▶ _EXERCISE REQUIREMENTS_:
In the entries below, how many lines contain the word "username"? State the number and nothing more.

▶ _DATA FOR PROCESSING_:
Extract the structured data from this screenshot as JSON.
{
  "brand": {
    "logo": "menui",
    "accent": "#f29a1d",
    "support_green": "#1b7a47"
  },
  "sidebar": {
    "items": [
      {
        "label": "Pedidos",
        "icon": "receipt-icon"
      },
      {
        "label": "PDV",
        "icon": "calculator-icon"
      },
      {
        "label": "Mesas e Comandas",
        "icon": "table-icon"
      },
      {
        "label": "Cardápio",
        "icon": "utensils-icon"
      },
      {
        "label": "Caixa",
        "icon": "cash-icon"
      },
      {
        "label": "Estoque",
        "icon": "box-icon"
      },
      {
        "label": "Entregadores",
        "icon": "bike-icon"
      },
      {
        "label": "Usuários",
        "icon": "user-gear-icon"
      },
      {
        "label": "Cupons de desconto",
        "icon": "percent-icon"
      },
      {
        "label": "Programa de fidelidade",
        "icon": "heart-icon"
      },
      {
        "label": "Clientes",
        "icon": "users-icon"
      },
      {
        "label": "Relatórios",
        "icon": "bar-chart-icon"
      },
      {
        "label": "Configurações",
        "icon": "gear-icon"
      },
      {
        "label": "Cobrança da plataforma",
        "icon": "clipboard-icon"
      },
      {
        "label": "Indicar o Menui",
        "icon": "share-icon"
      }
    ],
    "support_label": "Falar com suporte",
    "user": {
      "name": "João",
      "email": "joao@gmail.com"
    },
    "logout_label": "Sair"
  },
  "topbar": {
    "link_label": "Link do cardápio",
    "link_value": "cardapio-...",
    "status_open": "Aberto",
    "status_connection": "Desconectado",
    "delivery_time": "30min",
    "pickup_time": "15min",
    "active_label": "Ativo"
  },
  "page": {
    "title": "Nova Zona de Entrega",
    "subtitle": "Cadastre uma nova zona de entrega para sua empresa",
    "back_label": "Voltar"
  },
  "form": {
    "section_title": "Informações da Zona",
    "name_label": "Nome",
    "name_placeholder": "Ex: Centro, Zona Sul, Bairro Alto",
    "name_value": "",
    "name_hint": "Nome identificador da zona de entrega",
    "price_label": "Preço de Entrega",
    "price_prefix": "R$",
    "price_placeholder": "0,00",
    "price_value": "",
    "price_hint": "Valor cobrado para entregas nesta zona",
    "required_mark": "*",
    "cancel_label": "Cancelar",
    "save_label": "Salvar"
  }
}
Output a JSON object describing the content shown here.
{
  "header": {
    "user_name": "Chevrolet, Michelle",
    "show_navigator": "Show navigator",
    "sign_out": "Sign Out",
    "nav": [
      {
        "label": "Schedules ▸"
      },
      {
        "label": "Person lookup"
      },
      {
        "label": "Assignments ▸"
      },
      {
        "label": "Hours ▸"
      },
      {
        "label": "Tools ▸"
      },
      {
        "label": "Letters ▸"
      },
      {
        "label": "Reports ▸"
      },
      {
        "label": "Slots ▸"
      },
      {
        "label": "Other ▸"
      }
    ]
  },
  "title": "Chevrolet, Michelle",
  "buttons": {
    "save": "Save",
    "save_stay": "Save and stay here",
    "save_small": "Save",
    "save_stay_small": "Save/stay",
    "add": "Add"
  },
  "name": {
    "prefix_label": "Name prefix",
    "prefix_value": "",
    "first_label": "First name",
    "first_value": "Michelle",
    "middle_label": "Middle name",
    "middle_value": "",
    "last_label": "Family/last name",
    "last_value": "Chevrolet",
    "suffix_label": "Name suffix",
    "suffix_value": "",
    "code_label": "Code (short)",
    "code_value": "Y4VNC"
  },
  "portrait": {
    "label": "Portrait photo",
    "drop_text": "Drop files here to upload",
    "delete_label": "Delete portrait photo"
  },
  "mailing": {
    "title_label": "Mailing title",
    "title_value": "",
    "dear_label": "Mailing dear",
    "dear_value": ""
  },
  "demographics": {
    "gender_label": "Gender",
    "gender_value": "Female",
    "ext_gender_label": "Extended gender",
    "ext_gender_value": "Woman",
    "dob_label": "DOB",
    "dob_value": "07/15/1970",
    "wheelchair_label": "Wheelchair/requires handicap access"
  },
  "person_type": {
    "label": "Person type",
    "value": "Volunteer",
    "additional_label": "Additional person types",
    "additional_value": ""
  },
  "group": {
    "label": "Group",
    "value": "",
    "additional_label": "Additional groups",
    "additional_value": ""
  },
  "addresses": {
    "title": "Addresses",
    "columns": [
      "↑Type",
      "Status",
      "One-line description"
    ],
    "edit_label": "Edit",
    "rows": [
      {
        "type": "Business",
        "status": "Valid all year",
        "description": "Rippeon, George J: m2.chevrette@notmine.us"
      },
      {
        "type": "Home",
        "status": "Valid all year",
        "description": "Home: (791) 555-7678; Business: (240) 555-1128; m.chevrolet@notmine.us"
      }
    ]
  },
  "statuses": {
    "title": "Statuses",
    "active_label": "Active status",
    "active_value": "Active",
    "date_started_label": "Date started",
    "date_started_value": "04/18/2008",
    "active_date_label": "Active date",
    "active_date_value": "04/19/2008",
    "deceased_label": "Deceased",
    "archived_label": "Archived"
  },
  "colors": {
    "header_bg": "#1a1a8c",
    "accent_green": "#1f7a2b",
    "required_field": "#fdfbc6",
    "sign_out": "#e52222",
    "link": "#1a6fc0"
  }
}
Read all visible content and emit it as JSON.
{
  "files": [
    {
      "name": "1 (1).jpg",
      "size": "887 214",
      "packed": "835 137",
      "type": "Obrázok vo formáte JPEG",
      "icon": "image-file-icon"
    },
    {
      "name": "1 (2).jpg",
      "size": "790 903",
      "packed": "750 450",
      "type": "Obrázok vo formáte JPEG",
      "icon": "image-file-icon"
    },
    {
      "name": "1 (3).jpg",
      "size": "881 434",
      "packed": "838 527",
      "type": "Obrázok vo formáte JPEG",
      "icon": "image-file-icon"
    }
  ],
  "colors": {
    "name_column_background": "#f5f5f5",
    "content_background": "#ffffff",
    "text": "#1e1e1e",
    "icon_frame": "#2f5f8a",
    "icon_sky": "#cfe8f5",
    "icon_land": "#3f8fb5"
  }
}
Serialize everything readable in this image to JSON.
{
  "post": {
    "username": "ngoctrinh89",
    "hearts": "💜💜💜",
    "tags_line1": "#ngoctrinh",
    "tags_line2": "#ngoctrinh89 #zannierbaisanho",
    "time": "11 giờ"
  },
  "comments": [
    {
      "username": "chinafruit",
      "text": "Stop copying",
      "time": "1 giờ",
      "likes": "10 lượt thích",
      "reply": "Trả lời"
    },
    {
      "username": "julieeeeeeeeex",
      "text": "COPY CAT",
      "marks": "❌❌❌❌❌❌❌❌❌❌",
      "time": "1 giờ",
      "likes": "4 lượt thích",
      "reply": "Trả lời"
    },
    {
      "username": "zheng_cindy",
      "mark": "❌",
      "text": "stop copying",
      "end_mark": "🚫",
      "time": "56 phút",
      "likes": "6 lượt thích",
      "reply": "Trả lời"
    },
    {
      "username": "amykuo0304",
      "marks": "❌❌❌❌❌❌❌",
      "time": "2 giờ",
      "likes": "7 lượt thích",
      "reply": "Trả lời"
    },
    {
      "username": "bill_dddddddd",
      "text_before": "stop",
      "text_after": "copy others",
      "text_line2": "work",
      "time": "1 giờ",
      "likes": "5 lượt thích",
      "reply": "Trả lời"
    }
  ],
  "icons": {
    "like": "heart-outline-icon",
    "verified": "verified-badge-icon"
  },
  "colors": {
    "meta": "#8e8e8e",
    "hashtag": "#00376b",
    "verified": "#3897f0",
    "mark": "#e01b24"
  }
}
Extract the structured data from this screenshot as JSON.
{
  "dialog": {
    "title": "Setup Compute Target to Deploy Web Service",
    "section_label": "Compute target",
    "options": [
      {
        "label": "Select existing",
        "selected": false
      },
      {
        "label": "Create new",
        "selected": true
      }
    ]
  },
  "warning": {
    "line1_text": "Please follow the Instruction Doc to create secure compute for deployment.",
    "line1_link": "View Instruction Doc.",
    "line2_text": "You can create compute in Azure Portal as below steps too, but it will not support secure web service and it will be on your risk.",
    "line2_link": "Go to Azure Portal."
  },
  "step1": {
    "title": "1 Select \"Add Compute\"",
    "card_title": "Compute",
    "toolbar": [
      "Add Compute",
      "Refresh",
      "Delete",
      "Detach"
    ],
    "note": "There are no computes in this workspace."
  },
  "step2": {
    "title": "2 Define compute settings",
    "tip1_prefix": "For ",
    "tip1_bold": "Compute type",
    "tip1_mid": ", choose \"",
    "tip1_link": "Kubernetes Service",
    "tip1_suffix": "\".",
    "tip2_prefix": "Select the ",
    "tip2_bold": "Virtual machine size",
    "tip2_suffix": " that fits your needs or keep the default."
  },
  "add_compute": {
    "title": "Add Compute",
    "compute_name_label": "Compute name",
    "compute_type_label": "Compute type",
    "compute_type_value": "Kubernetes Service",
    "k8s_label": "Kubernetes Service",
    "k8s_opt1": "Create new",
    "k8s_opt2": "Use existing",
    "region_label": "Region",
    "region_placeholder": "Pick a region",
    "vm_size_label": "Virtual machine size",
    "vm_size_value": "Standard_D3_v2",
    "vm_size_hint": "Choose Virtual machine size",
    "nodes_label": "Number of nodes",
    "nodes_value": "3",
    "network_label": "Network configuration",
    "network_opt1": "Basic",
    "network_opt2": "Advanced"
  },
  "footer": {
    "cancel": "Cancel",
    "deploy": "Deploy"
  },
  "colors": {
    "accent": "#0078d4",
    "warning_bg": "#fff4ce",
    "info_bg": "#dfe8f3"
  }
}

▶ _TASK SOLUTION_:
6